Having a local administrator of your workstations can come in handy. Sometimes you might need to logon locally to troubleshoot or rejoin a computer to your domain. You can create a group policy that creates a local admin users and sets the local password.

Admins make a common mistake when they want to add a security group the Local Administrator group for a particular set of machines or domain wide. The mistake they make is creating a restricted access group vs. just adding to the existing Administrators Group. The result it that it wipes out any existing Local Administrator permissions or memberships.

This can be accomplished with a Simple GPO.

I will cover both methods for clarification. First I will cover the correct way to add. The Second Method is how to add a restricted group.

Correct Way

CREATE THE SECURITY GROUP

  1. Open Active Directory Users and Computers
  2. Select your Security Group OU
  3. Right Click and select New > Group
  4. Give the Group a name, I used “AUTOMATION”

CREATE THE GPO

  1. Launch Group Policy Management Console.
  2. Right click the OU that you want the GPO to apply to.
  3. Select “Create a GPO…”
  4. This will Launch Group Policy Editor.
  5. Navigate to: Computer Configuration\Preferences\Control Panel Settings\Local Users and Groups
  6. Right Click in the blank area and select New > Local Group > Administrators (Built-in)
  7. Action: Update (This is the most important part).
  8. Add the needed security group. I have added my AUTOMATION Security Group.
  9. Click Apply.
  10. Click OK.
  11. Apply the GPO to the root of the domain OR the appropriate OU.

Incorrect Way (This is how you would create a Restricted Access Group)
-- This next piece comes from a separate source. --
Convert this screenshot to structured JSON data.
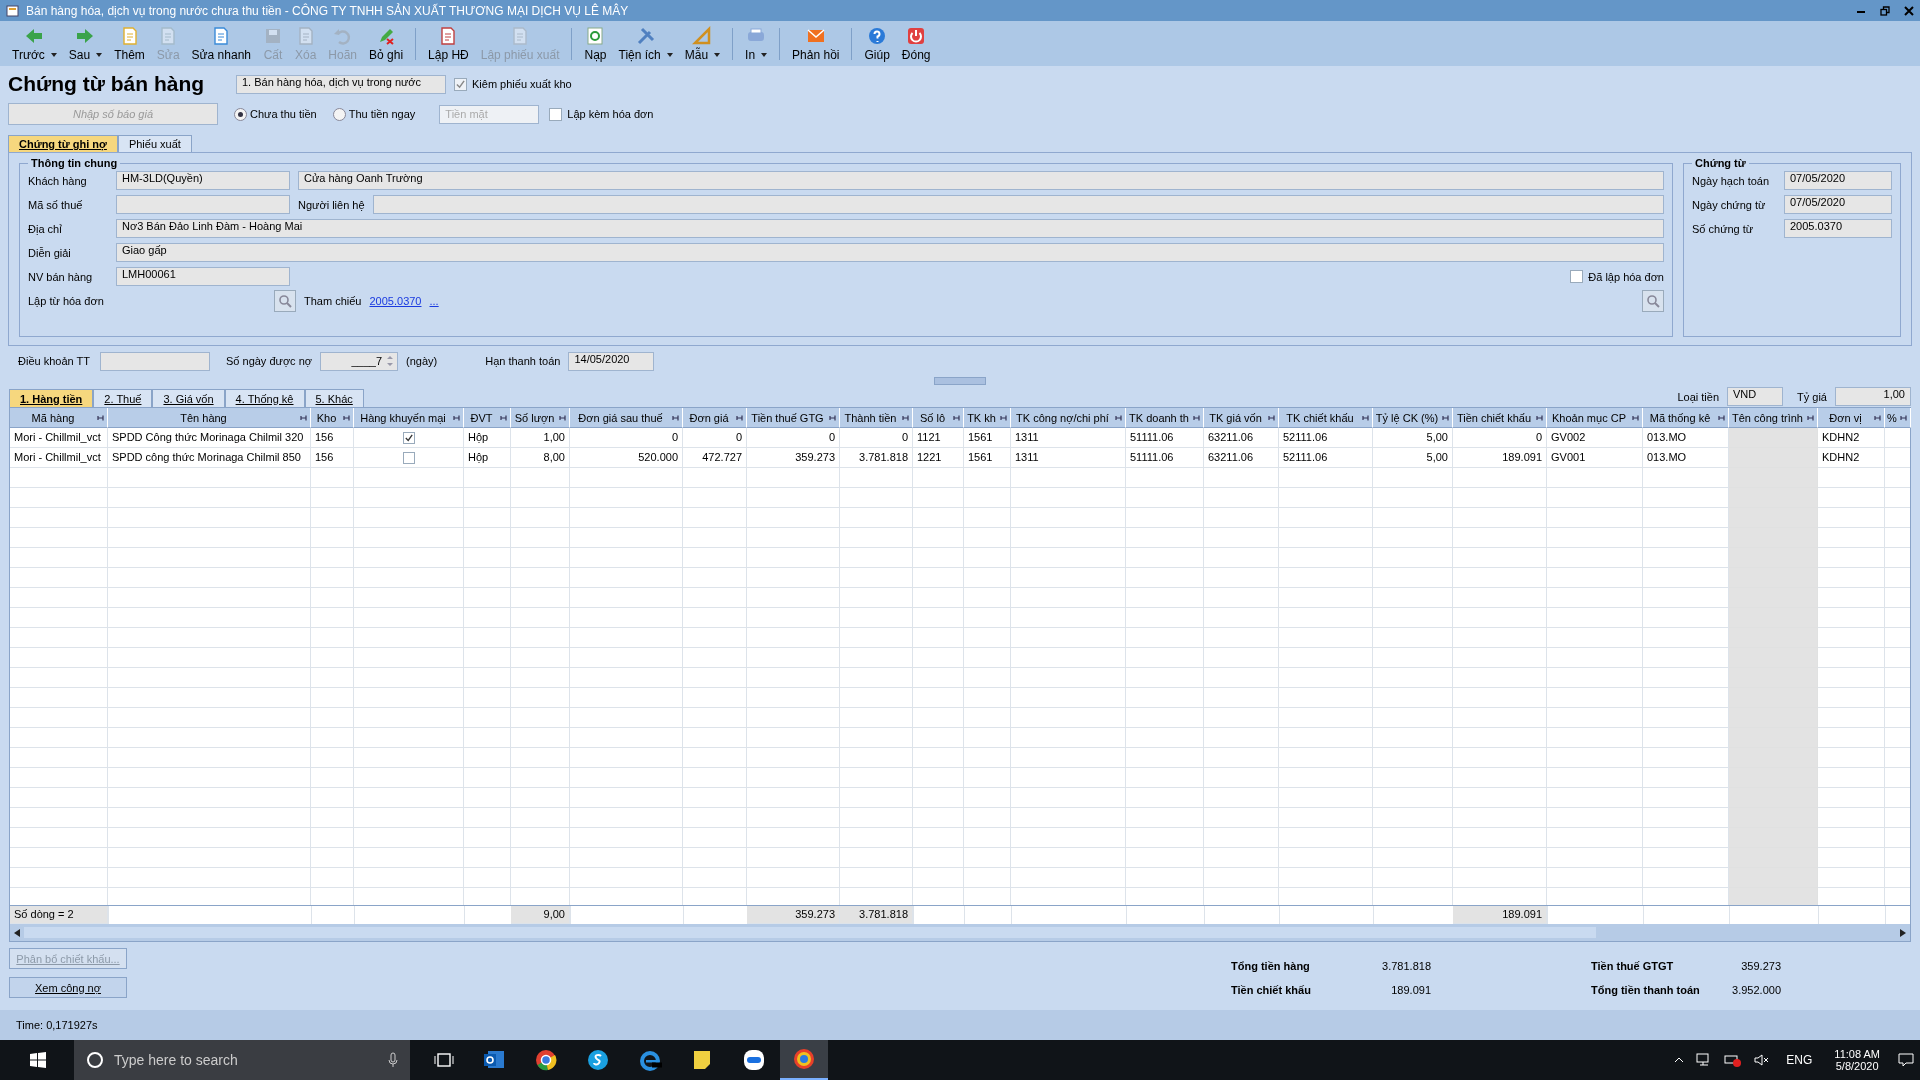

Reason this is incorrect: This will wipe out any existing memberships of the Local Administrator Group. 

If you want certain members to be local administrators of computers, you can do it through Group Policy. The idea here is to create a Local Admin security group and then a GPO that adds that security group to the local Administrators group of the computer.

CREATE THE SECURITY GROUP

  1. Open Active Directory Users and Computers
  2. Select your Security Group OU
  3. Right Click and select New > Group
  4. Give the Group a name, I used “SG – Local Admins”

CREATE THE GPO

  1. Open Group Policy Management Console.
  2. Right click the OU that contains the systems you want to set the local admin on
  3. Select “Create a GPO in this domain, and Link it here…”
  4. Name the GPO. I used “Set Local Administrators”
  5. Right Click the GPO and select Edit.
  6. Set the following:
    1. Computer Configuration\Policies\Windows Settings\Security Settings\Restricted Groups
    2. Right Click and select “Add Group…”
    3. Select browse and add the Administrators group
    4. Select OK
    5. Double click Administrators
    6. Select Add for “Members of this group:”
    7. Browse and find your security group. I added “SG – Local Admins”

That should be it. Now you can set which users of the domain are local administrators of their computers.

Lists all users last logon time

As administrators we often want to check which users have not logged in for quite a while, or what accounts recently accessed a system, etc.

The following script list all users and their last logon time. With the lastloggeduser.csv we can get fancy with excel to find differences based on age and more.